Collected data
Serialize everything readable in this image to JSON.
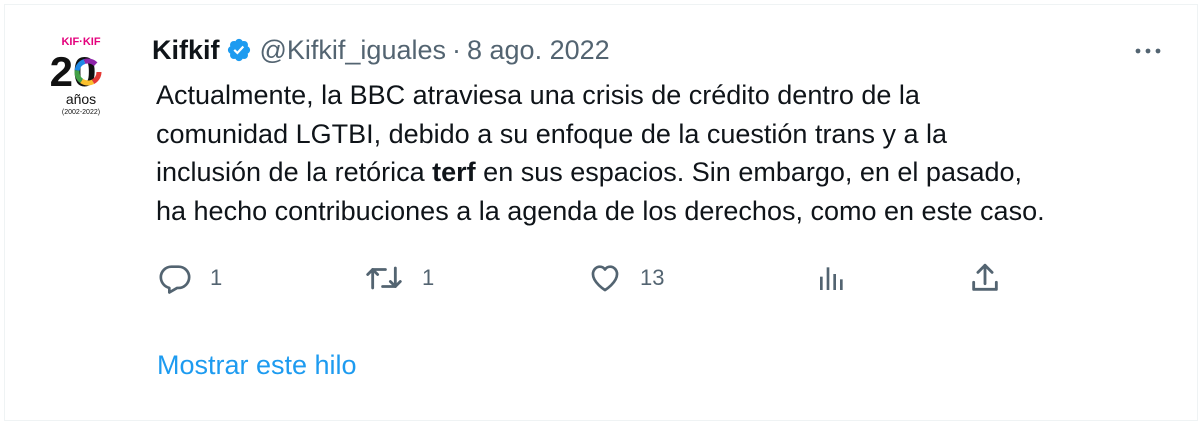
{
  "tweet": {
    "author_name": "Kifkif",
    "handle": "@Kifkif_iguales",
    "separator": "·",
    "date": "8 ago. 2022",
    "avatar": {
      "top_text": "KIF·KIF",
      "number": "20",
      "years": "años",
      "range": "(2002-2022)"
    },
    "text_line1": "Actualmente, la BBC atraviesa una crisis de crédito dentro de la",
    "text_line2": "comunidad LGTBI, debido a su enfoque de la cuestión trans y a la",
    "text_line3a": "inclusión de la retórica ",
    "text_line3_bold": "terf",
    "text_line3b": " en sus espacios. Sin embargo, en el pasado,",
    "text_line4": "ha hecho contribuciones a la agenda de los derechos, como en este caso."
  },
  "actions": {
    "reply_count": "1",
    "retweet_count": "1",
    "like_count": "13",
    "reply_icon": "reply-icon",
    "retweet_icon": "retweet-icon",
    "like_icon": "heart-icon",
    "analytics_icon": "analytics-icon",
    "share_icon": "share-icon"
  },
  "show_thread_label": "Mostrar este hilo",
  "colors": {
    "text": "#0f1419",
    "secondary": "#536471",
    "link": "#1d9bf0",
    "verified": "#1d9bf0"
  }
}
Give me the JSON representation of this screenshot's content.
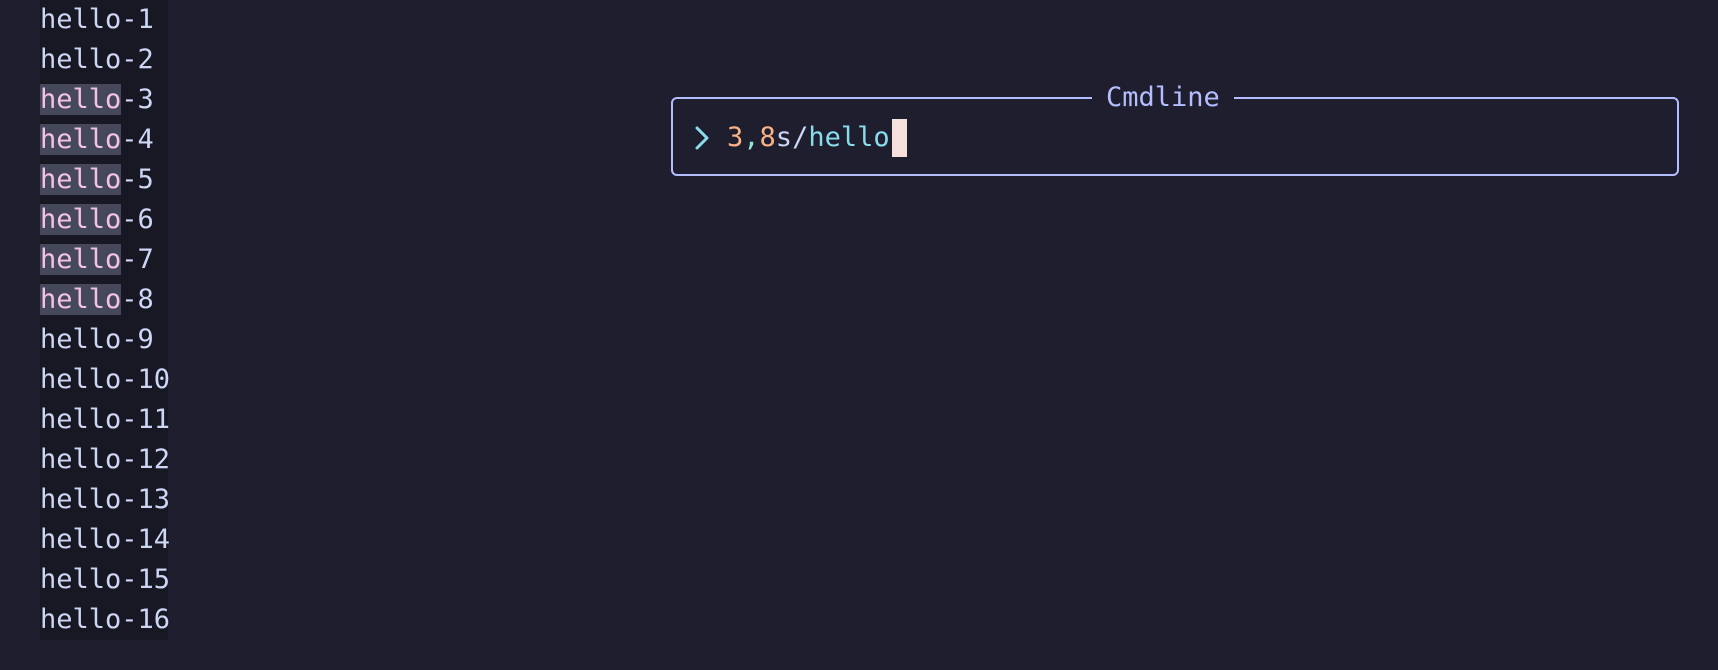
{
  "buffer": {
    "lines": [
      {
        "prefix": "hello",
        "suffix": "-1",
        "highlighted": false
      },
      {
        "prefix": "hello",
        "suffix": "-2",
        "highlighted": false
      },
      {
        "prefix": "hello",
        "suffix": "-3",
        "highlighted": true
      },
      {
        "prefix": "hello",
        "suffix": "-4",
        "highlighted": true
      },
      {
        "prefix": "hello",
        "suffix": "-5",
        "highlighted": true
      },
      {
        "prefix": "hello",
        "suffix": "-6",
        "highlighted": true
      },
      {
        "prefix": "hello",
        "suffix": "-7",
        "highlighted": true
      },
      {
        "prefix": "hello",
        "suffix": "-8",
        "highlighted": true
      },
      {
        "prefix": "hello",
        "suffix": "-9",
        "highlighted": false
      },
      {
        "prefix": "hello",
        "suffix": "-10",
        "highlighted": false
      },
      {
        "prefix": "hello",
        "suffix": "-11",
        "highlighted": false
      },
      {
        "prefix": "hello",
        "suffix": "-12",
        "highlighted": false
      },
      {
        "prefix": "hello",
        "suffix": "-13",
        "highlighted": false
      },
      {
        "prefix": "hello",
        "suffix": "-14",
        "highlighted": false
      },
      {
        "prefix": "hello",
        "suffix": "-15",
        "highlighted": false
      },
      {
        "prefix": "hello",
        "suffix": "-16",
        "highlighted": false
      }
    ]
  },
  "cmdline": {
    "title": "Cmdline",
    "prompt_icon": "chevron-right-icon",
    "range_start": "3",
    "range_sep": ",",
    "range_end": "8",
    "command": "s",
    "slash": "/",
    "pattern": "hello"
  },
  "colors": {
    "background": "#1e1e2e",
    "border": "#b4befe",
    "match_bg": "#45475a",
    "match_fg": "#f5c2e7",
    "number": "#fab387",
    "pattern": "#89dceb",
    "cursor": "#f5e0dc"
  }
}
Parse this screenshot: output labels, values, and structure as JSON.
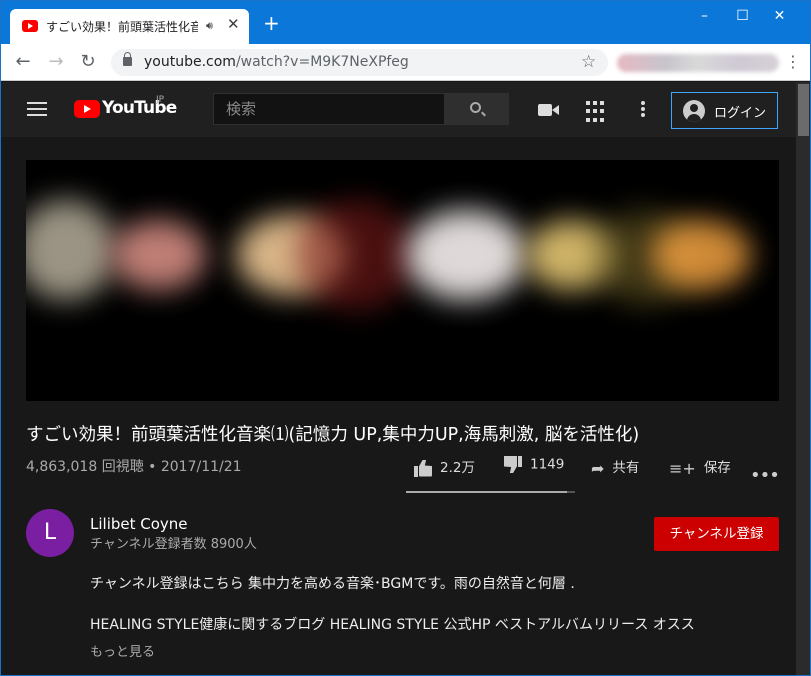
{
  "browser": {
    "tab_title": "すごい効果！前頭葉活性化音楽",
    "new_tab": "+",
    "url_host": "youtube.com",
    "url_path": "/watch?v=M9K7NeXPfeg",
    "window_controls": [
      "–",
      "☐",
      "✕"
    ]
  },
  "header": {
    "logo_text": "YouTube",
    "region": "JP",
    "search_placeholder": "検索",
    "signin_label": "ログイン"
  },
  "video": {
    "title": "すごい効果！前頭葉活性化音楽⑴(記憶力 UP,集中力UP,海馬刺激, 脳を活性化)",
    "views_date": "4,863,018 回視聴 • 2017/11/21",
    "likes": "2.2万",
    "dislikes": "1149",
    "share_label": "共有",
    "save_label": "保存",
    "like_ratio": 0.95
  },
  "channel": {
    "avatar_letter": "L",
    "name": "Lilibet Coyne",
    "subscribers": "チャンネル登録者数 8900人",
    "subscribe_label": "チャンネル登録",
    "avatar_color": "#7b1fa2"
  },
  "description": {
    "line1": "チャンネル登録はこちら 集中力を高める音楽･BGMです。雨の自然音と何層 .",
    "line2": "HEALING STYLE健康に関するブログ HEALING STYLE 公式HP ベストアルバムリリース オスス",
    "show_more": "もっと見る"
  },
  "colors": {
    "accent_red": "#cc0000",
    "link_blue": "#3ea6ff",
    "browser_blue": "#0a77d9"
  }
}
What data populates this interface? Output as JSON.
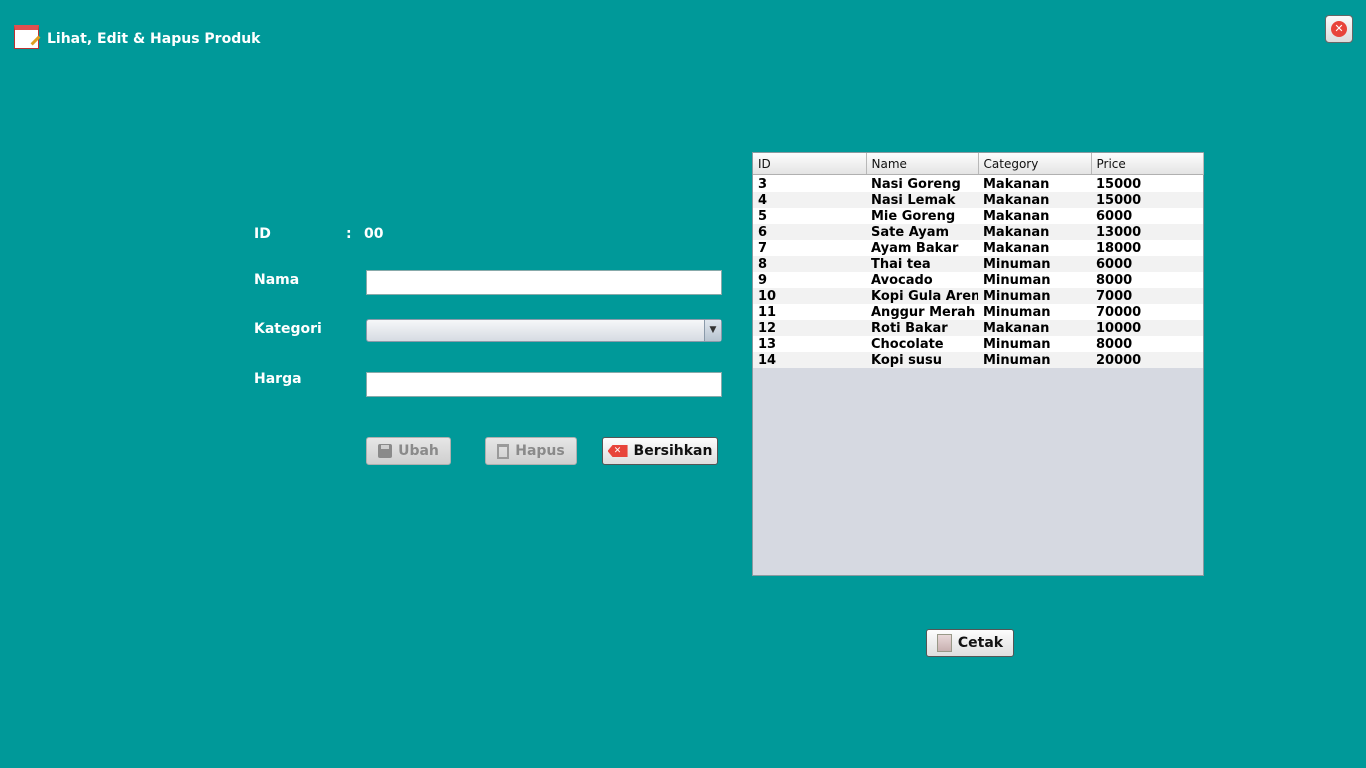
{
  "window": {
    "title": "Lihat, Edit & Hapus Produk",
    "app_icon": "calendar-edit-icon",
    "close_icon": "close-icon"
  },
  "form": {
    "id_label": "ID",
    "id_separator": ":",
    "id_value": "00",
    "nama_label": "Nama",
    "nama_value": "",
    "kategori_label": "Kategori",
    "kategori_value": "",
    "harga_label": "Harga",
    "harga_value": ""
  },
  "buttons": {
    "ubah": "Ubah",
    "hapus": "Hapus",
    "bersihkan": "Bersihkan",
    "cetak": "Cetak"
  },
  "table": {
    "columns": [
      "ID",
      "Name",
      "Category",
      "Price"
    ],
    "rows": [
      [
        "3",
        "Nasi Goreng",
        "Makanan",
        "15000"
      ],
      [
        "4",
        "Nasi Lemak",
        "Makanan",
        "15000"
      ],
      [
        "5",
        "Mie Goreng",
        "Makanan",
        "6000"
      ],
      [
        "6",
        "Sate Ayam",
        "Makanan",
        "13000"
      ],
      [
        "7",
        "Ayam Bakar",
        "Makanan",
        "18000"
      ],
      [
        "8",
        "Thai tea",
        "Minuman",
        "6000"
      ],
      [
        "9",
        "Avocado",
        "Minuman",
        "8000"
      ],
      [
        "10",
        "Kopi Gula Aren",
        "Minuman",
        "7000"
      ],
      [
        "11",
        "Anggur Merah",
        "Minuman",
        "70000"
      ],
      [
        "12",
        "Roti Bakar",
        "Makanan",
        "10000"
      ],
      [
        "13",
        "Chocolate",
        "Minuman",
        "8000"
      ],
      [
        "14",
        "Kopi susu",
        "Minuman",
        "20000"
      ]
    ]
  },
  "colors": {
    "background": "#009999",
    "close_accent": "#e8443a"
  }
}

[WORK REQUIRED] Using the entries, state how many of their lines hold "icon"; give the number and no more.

[SOLUTION TO THIS TASK] 8